How To Stay Visible While Working Remotely
Does out of sight mean out of mind? It’s a question many remote workers have had to contend with. A growing number of companies are choosing to leave remote work arrangements as an open choice, while keeping offices open to those who prefer working from their cubicle. While this represents a commendable step towards increased flexibility, remote workers (many of whom need the added work flexibility) find themselves competing for visibility and recognition.
Whether it’s regarding career advancement opportunities, exposure and experience, or simple interpersonal office relationships, remote workers are confronted with the social limitations of working away from the office. Here are some simple and effective ways to keep yourself visible to your colleagues and bosses while working remotely.
Put a face to the name
Video conferencing can be boring, and a little intrusive at times, especially when you’re working from home – it can definitely be tempting to keep your camera off and your microphone muted. Yet, there is some merit to the phrase, ‘out of sight, out of mind’; choosing to do audio-only meetings, particularly for long-haul meetings or important client calls, can definitely backfire. It’s harder to leave an impression or form a connection when there isn’t a face attached to a name.
By switching to video meetings and paying attention to your professional set-up (background, lighting etc.), you are more able to project a presentable, amicable online persona that your colleagues and superiors feel more familiar with. Besides, if remote work is the new future of work, it’s worth investing a little more time and effort into building professional interpersonal relationships online.
Be vocal about your achievements
Communication is key in any job – however when it comes to remote work, ‘over-communication’ can work in your favour.
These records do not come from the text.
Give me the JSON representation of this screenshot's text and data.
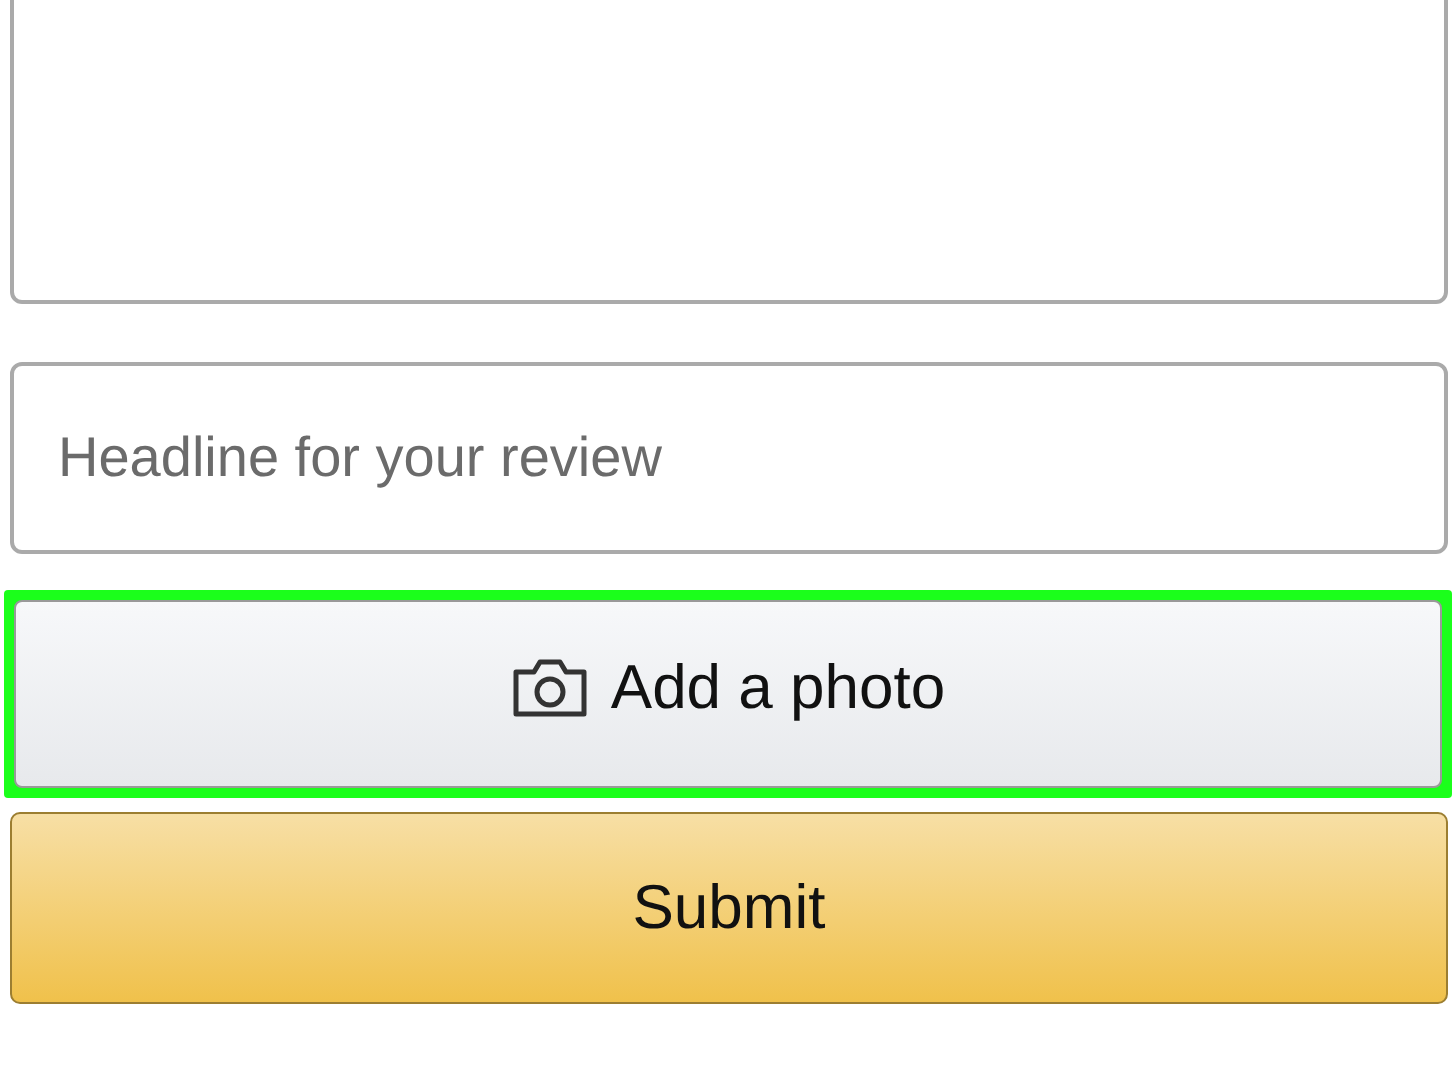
{
  "headline": {
    "placeholder": "Headline for your review"
  },
  "photo_button": {
    "label": "Add a photo",
    "highlighted": true
  },
  "submit_button": {
    "label": "Submit"
  }
}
Don’t be afraid to let your bosses know what you’re working on and the progress you’ve made work-wise. It can be as simple as updating your boss when you’ve completed an assignment earlier than the due date or providing them with a weekly task list of your projects, goals and ‘to-dos’. While you don’t have to constantly upsell your achievements, it definitely helps when you keep your superiors in the loop.
Don’t be afraid to complement and acknowledge the work of your fellow colleagues either! Apart from building rapport, praising your team mates also reflects on your ability as a leader or team player. In the grand scheme of things, it reflects positively on yourself and your department.
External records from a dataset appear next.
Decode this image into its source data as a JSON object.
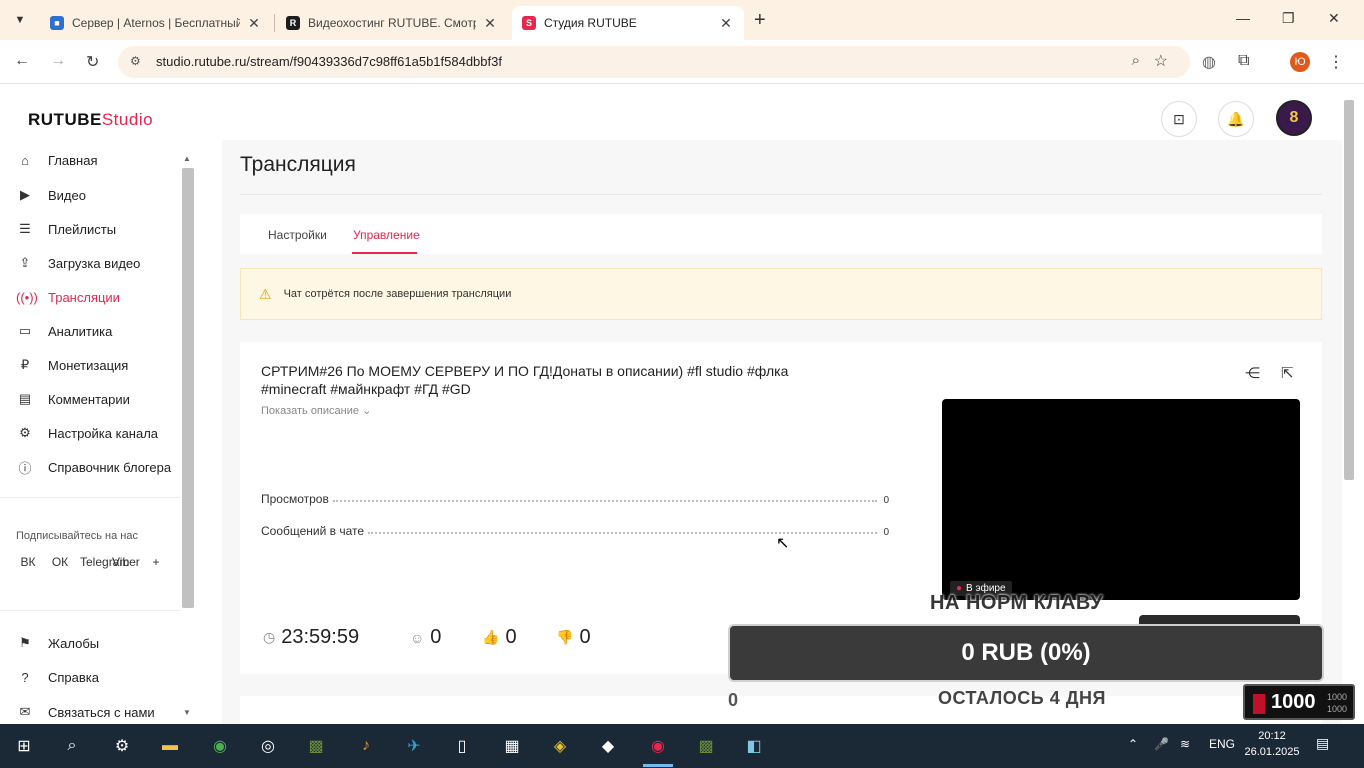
{
  "browser": {
    "tabs": [
      {
        "title": "Сервер | Aternos | Бесплатный",
        "favicon": "aternos-icon",
        "color": "#2f6fd1"
      },
      {
        "title": "Видеохостинг RUTUBE. Смотри",
        "favicon": "rutube-icon",
        "color": "#1d1d1d"
      },
      {
        "title": "Студия RUTUBE",
        "favicon": "rutube-studio-icon",
        "color": "#e8264e"
      }
    ],
    "url": "studio.rutube.ru/stream/f90439336d7c98ff61a5b1f584dbbf3f",
    "profile_letter": "Ю"
  },
  "app": {
    "logo_main": "RUTUBE",
    "logo_sub": "Studio",
    "brand_color": "#e8264e"
  },
  "sidebar": {
    "items": [
      {
        "label": "Главная",
        "icon": "home-icon"
      },
      {
        "label": "Видео",
        "icon": "video-icon"
      },
      {
        "label": "Плейлисты",
        "icon": "playlist-icon"
      },
      {
        "label": "Загрузка видео",
        "icon": "upload-icon"
      },
      {
        "label": "Трансляции",
        "icon": "broadcast-icon",
        "active": true
      },
      {
        "label": "Аналитика",
        "icon": "analytics-icon"
      },
      {
        "label": "Монетизация",
        "icon": "monetization-icon"
      },
      {
        "label": "Комментарии",
        "icon": "comments-icon"
      },
      {
        "label": "Настройка канала",
        "icon": "settings-icon"
      },
      {
        "label": "Справочник блогера",
        "icon": "info-icon"
      }
    ],
    "follow_label": "Подписывайтесь на нас",
    "socials": [
      "ВК",
      "ОК",
      "Telegram",
      "Viber",
      "+"
    ],
    "bottom_items": [
      {
        "label": "Жалобы",
        "icon": "flag-icon"
      },
      {
        "label": "Справка",
        "icon": "help-icon"
      },
      {
        "label": "Связаться с нами",
        "icon": "mail-icon"
      }
    ]
  },
  "main": {
    "title": "Трансляция",
    "tabs": [
      {
        "label": "Настройки"
      },
      {
        "label": "Управление",
        "active": true
      }
    ],
    "warning": "Чат сотрётся после завершения трансляции",
    "stream": {
      "title": "СРТРИМ#26 По МОЕМУ СЕРВЕРУ И ПО ГД!Донаты в описании) #fl studio #флка #minecraft #майнкрафт #ГД #GD",
      "show_description": "Показать описание",
      "stats": [
        {
          "label": "Просмотров",
          "value": "0"
        },
        {
          "label": "Сообщений в чате",
          "value": "0"
        }
      ],
      "live_badge": "В эфире",
      "timer": "23:59:59",
      "viewers": "0",
      "likes": "0",
      "dislikes": "0"
    }
  },
  "overlay": {
    "goal_text": "НА НОРМ КЛАВУ",
    "progress_text": "0 RUB (0%)",
    "progress_fraction": 0,
    "current_amount": "0",
    "time_left": "ОСТАЛОСЬ 4 ДНЯ",
    "counter_big": "1000",
    "counter_small_top": "1000",
    "counter_small_bottom": "1000"
  },
  "taskbar": {
    "lang": "ENG",
    "time": "20:12",
    "date": "26.01.2025"
  }
}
Always be proactive
Unfortunately, remote work is traditionally (and wrongfully) associated with slacking off. Some managers get nervous when employees aren’t in their direct line of sight. Assure your boss of your efficiency and ability through your willingness to help out around the office. You can start by proactively reaching out to your boss regarding projects or meetings you can help out with. By doing so, you are presenting yourself as a reliable and helpful employee despite your physical distance from the office.
Be responsive and reachable
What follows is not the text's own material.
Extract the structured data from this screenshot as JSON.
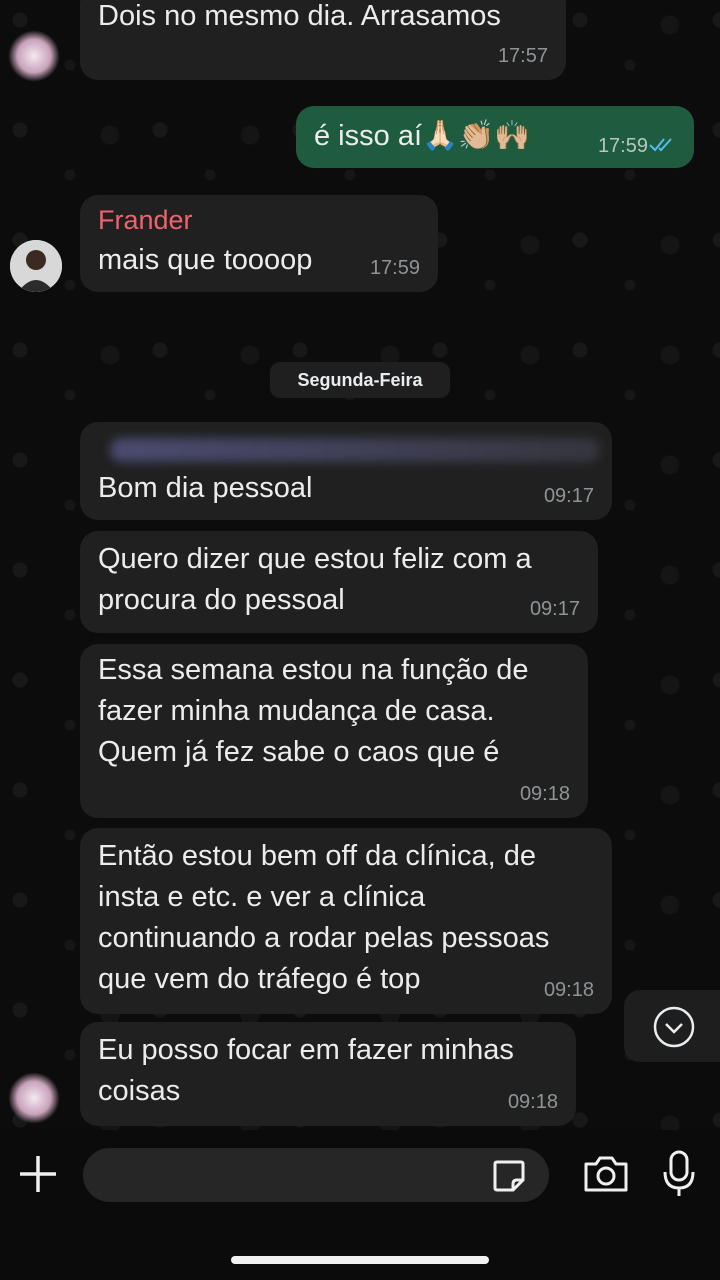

Reachability is a top concern for many managers when it comes to remote work. Not having employees online especially during crunch time can be of huge inconvenience and cost. While companies should be obligated to respect your private after-work hours, you too, should ensure that you are reachable and responsive during working hours.
For example, you should make sure that you reply within reasonable time, and are prepared for meetings. If you’re facing disruptions while working remotely (e.g. disruptive home office environments, Wi-Fi connection issues, urgent and unexpected events), it doesn’t hurt to drop your colleagues and bosses a quick update on your situation so that they can anticipate a slight delay in your response. Again, this boosts your reputation as a reliable employee.
Facilitate your remote work arrangement
It’s important not to take remote work arrangements for granted. Remote work should not be an added inconvenience to managers – it should simply be an alternative work arrangement that is integrated with the company’s wider ecosystem. Hence, this means that you should take on the responsibility of ensuring that you are easy and uncomplicated to work with.
Take the initiative to find out your managers and colleagues online conferencing preferences (e.g. conferencing platform of choice, text messages, email), communication styles and schedules. This way you can suggest and set-up meetings that include their needs and preferences.
Deskimo is the flexible work platform of choice that helps businesses navigate the new future of work. With us, you and your business can adapt to flexible work, and pay-as-you-go across dozens of spaces in Singapore and Hong Kong.
*Our workspaces are currently safe, open and ready for your return. Do adhere to local Covid-19 safety measures to keep yourself, and other workspace patrons safe.